Stephanie Miljanic


According to Stein, colleges experiencing high numbers of cases are asked by state and federal officials to shelter students in place, making the transition to Level 4 — Very High Alert a possibility for the Elon community. 

In a letter to community members, Elon University President Connie Book wrote, “people are wondering what happens if we do reach Level 4 — Very High Alert. If that happens, our current plans are to shelter the campus in place for two weeks, go to remote classes during that period, then test again for an all-clear before reopening.”

Miljanic said that quarantining in a dorm room for two weeks is not a way to live. Miljanic thinks it could be more beneficial for everyone on each floor to quarantine together, rather than isolating everyone. 

“It’s almost like prison,” Miljanic said. “If the school is locking students in, it would be better to group them with others.” 
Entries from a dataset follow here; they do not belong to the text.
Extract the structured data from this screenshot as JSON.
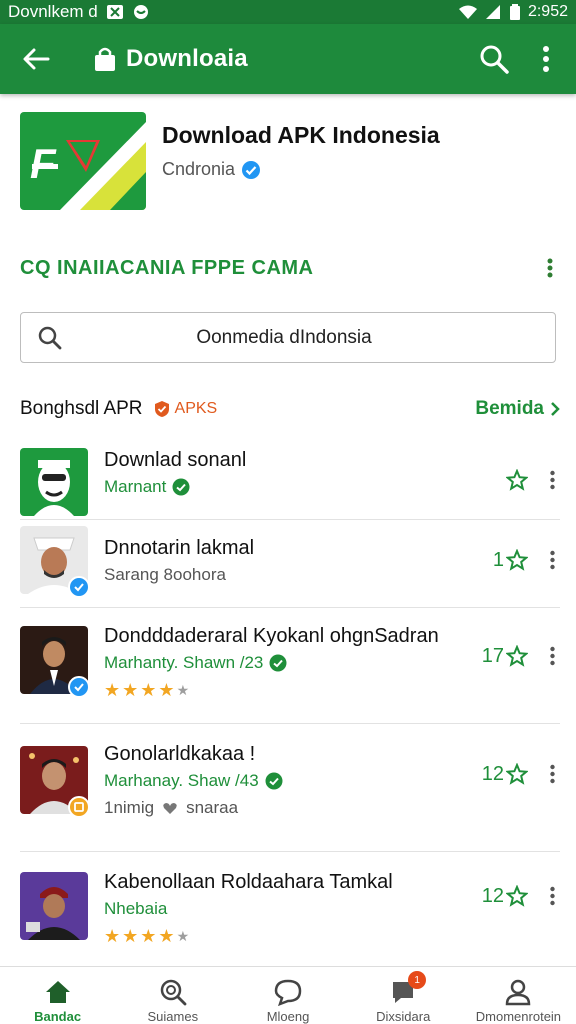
{
  "status_bar": {
    "left_text": "Dovnlkem d",
    "time": "2:952"
  },
  "app_bar": {
    "title": "Downloaia"
  },
  "app_header": {
    "name": "Download APK Indonesia",
    "developer": "Cndronia"
  },
  "banner": {
    "text": "CQ  INAIIACANIA FPPE CAMA"
  },
  "search": {
    "value": "Oonmedia dIndonsia"
  },
  "section": {
    "title": "Bonghsdl APR",
    "badge": "APKS",
    "more_label": "Bemida"
  },
  "list": [
    {
      "title": "Downlad sonanl",
      "subtitle": "Marnant",
      "rating": ""
    },
    {
      "title": "Dnnotarin lakmal",
      "subtitle": "Sarang  8oohora",
      "rating": "1"
    },
    {
      "title": "Dondddaderaral Kyokanl ohgnSadran",
      "subtitle": "Marhanty. Shawn /23",
      "rating": "17"
    },
    {
      "title": "Gonolarldkakaa !",
      "subtitle": "Marhanay. Shaw /43",
      "meta_left": "1nimig",
      "meta_right": "snaraa",
      "rating": "12"
    },
    {
      "title": "Kabenollaan Roldaahara Tamkal",
      "subtitle": "Nhebaia",
      "rating": "12"
    }
  ],
  "bottom_nav": [
    {
      "label": "Bandac"
    },
    {
      "label": "Suiames"
    },
    {
      "label": "Mloeng"
    },
    {
      "label": "Dixsidara",
      "badge": "1"
    },
    {
      "label": "Dmomenrotein"
    }
  ],
  "colors": {
    "brand_green": "#1e8a3c",
    "accent_green": "#1f8f3a",
    "star": "#f2a622",
    "verified_blue": "#2196f3"
  }
}
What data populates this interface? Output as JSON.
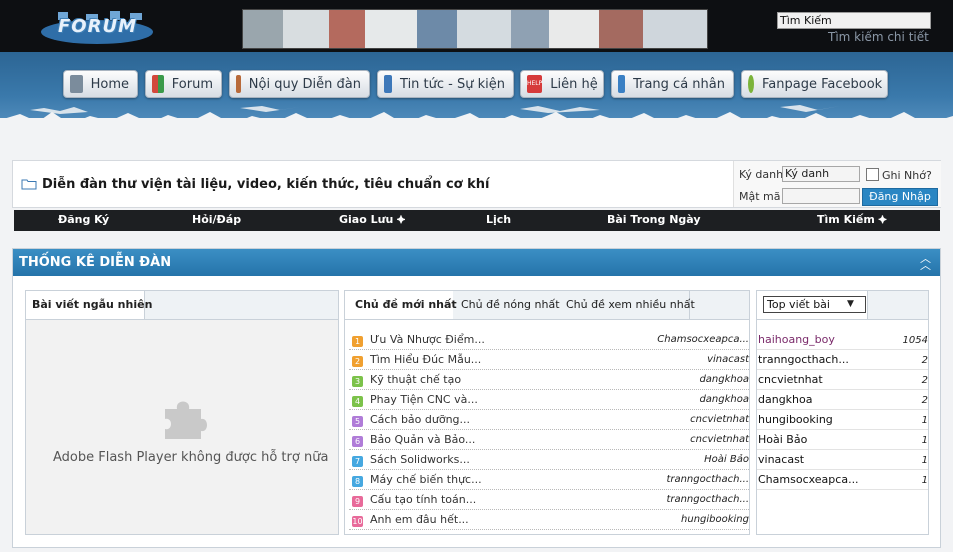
{
  "header": {
    "logo_text": "FORUM",
    "search_value": "Tìm Kiếm",
    "advanced_search": "Tìm kiếm chi tiết"
  },
  "nav": [
    {
      "label": "Home",
      "icon": "home-icon",
      "color": "#7b8c9c"
    },
    {
      "label": "Forum",
      "icon": "forum-blocks-icon",
      "color": "#d2483c"
    },
    {
      "label": "Nội quy Diễn đàn",
      "icon": "rules-icon",
      "color": "#b86a3a"
    },
    {
      "label": "Tin tức - Sự kiện",
      "icon": "news-icon",
      "color": "#3d78b9"
    },
    {
      "label": "Liên hệ",
      "icon": "help-icon",
      "color": "#d63a3a"
    },
    {
      "label": "Trang cá nhân",
      "icon": "profile-icon",
      "color": "#3a80c4"
    },
    {
      "label": "Fanpage Facebook",
      "icon": "facebook-ring-icon",
      "color": "#7bb33a"
    }
  ],
  "site_title": "Diễn đàn thư viện tài liệu, video, kiến thức, tiêu chuẩn cơ khí",
  "login": {
    "username_label": "Ký danh",
    "username_value": "Ký danh",
    "remember_label": "Ghi Nhớ?",
    "password_label": "Mật mã",
    "password_value": "",
    "button": "Đăng Nhập"
  },
  "menu": [
    "Đăng Ký",
    "Hỏi/Đáp",
    "Giao Lưu ⯌",
    "Lịch",
    "Bài Trong Ngày",
    "Tìm Kiếm ⯌"
  ],
  "stats": {
    "title": "THỐNG KÊ DIỄN ĐÀN",
    "left_tab": "Bài viết ngẫu nhiên",
    "flash_message": "Adobe Flash Player không được hỗ trợ nữa",
    "tabs": [
      "Chủ đề mới nhất",
      "Chủ đề nóng nhất",
      "Chủ đề xem nhiều nhất"
    ],
    "topics": [
      {
        "rank": "1",
        "title": "Ưu Và Nhược Điểm...",
        "user": "Chamsocxeapca...",
        "color": "#f0a030"
      },
      {
        "rank": "2",
        "title": "Tìm Hiểu Đúc Mẫu...",
        "user": "vinacast",
        "color": "#f0a030"
      },
      {
        "rank": "3",
        "title": "Kỹ thuật chế tạo",
        "user": "dangkhoa",
        "color": "#7cc24a"
      },
      {
        "rank": "4",
        "title": "Phay Tiện CNC và...",
        "user": "dangkhoa",
        "color": "#7cc24a"
      },
      {
        "rank": "5",
        "title": "Cách bảo dưỡng...",
        "user": "cncvietnhat",
        "color": "#b07cd8"
      },
      {
        "rank": "6",
        "title": "Bảo Quản và Bảo...",
        "user": "cncvietnhat",
        "color": "#b07cd8"
      },
      {
        "rank": "7",
        "title": "Sách Solidworks...",
        "user": "Hoài Bảo",
        "color": "#46a8e0"
      },
      {
        "rank": "8",
        "title": "Máy chế biến thực...",
        "user": "tranngocthach...",
        "color": "#46a8e0"
      },
      {
        "rank": "9",
        "title": "Cấu tạo tính toán...",
        "user": "tranngocthach...",
        "color": "#e86a9a"
      },
      {
        "rank": "10",
        "title": "Anh em đâu hết...",
        "user": "hungibooking",
        "color": "#e86a9a"
      }
    ],
    "top_select": "Top viết bài",
    "top_users": [
      {
        "name": "haihoang_boy",
        "count": "1054",
        "color": "#7a2a6a"
      },
      {
        "name": "tranngocthach...",
        "count": "2",
        "color": "#111111"
      },
      {
        "name": "cncvietnhat",
        "count": "2",
        "color": "#111111"
      },
      {
        "name": "dangkhoa",
        "count": "2",
        "color": "#111111"
      },
      {
        "name": "hungibooking",
        "count": "1",
        "color": "#111111"
      },
      {
        "name": "Hoài Bảo",
        "count": "1",
        "color": "#111111"
      },
      {
        "name": "vinacast",
        "count": "1",
        "color": "#111111"
      },
      {
        "name": "Chamsocxeapca...",
        "count": "1",
        "color": "#111111"
      }
    ]
  }
}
Miljanic also believes that students should all be tested before the decision to go into a two-week quarantine is finalized, as she thinks the lack of social interaction that comes with isolation would be damaging to students mentally. 

“Personally, I need to be around people,” Miljanic said. “Locking me in my room without social interactions will be detrimental to my mental health.”

Although Miljanic believes that a two-week quarantine would be harmful to the mental health of students, she does not think the university should send students home, as it would risk infecting parents and families. 

Dodman said that she is a physically active person and the possibility of going into a two-week quarantine frightens her. 

“If we have to stay in the same place for two weeks, it would be hard for me to be cooped up for so long,” Dodman said. “I love interacting with other people, and it is something that makes me happy. I’m concerned that I won’t have enough social interaction with others and it will change my mood.”

Dodman said she is also worried that a possible lockdown would have a negative effect on her grades. 

“I enjoy learning in person rather than online because it can be harder to focus and do well,” Dodman said. “If we go into a two-week quarantine, my classes would have to transition to online and that may prove to be difficult for me.” 

Miljanic feels that the possibility of Elon shifting to Level 4 would have a negative impact on students’ mental health as well as their overall academic success. 

“I do not think locking us in our own bedrooms is a great idea,” Miljanic said. “I think the university needs to take better steps to keep us safe before they imprison us in our dorms.”